We will continue to look for opportunities to work with high tunnel/greenhouse growers on IPM and will involve local Educators in our programs to continue encouraging the development of a network for information exchange. The fact that we have had a few requests for additional programs is a sign that success is possible.
Milestone Activities and Participation Summary
Educational activities and events conducted by the project team:
Beneficiaries who participated in the project’s educational activities and events:
Written evaluations were completed by attendees of the workshop and for all three of the county-based grower programs.
Key areas are what integrated pest management is and how to create an IPM plan, environment as a component of pest management, biological control, and resistant varieties.
Performance Target Outcomes
Performance Target Outcomes - Service Providers
10 of 20 Extension educators who co-train with growers in greenhouse vegetable IPM to provide grower support will conduct educational programming for 150 growers;
8 of the service providers will create an IPM plan with a grower then demonstrate it for 160 growers.
- 6 Consultations
- 5 Workshops/field days
The verified outcome data comes from the data provided by educators who organized the 5 programs for farmers (62 growers), 9 farmers who co-trained, and the estimated at least 10 growers contacted by 6 participants from the end-of-project survey. One respondent shared information from the list-serve, webinars, and training with at least one grower, and also held a grower workshop and visited a farm. Three others participated in the list-serve and webinar and shared information from each with at least one grower. One more participated only in the list-serve and shared information with at least one grower. An additional respondent did not participate in any of the program activities, but did hold a grower workshop and sent information to 5 growers.

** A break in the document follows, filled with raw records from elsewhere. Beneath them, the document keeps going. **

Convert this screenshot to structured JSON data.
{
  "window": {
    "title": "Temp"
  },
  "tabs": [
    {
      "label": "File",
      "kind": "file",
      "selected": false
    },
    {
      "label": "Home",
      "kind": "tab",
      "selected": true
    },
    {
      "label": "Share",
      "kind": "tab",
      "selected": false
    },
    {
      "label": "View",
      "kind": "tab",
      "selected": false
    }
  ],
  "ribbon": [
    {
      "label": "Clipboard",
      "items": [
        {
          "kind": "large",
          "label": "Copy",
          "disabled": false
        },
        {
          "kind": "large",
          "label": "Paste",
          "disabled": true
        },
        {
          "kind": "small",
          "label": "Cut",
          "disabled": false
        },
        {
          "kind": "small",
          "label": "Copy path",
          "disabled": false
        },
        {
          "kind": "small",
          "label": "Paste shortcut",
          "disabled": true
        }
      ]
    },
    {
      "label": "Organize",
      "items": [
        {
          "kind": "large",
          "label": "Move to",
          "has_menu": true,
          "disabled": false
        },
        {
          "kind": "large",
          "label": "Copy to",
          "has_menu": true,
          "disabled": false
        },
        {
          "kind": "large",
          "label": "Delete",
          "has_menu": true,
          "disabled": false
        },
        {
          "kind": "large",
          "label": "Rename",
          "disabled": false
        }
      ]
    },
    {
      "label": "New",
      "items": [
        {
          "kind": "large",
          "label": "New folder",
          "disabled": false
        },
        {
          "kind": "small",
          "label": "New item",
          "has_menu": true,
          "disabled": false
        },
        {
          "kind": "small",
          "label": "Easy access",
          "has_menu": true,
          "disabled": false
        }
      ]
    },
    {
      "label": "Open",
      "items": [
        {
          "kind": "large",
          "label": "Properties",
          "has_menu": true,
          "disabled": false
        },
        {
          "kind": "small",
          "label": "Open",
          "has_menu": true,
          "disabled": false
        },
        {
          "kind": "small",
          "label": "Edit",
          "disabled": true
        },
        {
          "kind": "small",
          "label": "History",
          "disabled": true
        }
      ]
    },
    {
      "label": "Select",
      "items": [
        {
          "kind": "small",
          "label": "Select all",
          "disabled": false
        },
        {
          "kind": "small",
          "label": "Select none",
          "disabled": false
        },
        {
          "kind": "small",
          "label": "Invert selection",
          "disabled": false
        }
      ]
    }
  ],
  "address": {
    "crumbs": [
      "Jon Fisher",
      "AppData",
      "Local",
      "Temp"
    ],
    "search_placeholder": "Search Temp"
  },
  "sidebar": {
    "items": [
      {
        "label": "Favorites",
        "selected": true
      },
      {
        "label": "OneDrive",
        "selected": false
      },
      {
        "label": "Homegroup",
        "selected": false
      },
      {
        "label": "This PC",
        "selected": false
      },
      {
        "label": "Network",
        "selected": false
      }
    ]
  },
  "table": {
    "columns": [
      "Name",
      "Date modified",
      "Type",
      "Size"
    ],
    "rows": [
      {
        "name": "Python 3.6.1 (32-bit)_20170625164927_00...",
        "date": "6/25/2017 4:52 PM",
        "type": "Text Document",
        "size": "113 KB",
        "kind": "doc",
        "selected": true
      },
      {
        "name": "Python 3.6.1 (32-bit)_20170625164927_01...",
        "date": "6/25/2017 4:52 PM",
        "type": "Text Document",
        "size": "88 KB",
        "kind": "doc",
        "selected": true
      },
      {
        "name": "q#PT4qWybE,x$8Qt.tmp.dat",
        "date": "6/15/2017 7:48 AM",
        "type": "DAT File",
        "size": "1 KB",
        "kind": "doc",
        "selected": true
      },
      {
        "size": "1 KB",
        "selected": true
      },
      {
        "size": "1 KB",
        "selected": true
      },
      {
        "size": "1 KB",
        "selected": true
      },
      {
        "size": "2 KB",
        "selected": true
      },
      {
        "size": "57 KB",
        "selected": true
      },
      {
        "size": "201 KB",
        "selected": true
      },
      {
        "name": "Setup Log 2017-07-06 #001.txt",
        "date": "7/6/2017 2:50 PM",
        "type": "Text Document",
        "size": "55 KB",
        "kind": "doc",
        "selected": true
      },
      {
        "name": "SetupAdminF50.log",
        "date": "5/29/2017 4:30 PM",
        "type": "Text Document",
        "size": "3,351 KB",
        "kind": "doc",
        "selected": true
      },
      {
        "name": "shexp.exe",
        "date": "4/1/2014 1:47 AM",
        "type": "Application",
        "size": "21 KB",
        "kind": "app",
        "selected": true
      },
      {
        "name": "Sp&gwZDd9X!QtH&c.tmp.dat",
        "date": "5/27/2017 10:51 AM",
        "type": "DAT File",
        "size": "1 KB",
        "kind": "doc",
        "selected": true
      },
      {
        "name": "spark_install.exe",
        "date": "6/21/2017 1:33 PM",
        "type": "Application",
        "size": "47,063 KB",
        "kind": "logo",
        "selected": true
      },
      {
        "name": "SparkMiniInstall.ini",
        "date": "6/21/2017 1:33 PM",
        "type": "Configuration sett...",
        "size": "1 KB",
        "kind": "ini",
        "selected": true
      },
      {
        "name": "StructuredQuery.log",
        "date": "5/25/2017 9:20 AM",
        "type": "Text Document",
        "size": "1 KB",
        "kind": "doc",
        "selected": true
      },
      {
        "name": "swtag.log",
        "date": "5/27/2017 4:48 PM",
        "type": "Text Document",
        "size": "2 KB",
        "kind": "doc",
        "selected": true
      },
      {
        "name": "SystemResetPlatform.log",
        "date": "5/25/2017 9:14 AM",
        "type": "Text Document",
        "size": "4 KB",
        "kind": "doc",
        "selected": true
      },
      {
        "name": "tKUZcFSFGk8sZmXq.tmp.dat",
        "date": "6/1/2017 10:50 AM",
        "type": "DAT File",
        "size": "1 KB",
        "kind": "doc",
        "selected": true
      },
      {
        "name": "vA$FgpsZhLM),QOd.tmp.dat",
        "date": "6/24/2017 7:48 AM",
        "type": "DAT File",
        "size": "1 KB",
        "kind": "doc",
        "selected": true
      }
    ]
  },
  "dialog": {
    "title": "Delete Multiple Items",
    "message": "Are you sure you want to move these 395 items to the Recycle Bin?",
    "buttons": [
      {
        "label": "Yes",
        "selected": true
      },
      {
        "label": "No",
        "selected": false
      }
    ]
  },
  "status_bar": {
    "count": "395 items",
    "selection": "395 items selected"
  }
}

While there may be additional activities that were not reported on the survey because of the response rate and who responded, the numbers of verified activities and participants were lower in than our performance targets. The primary barrier was in our providing the right encouragement for Educators to work directly with growers, even to the extent of assisting with a grower education event. Our initial survey data indicated a higher interest in the project activities that we actually experienced, especially in working one-on-one with growers in developing an IPM plan, which led to outcomes that were less than our performance targets.
Performance Target Outcomes - Farmers
The only way, for this project, to assess actual implementation of knowledge gained by growers was through Educator interaction with growers directly. Because the educators participating in the project did not report identifying and working with growers one-on-one, we were not able to verify the intended outcome of farmers adopting IPM in their vegetable greenhouses.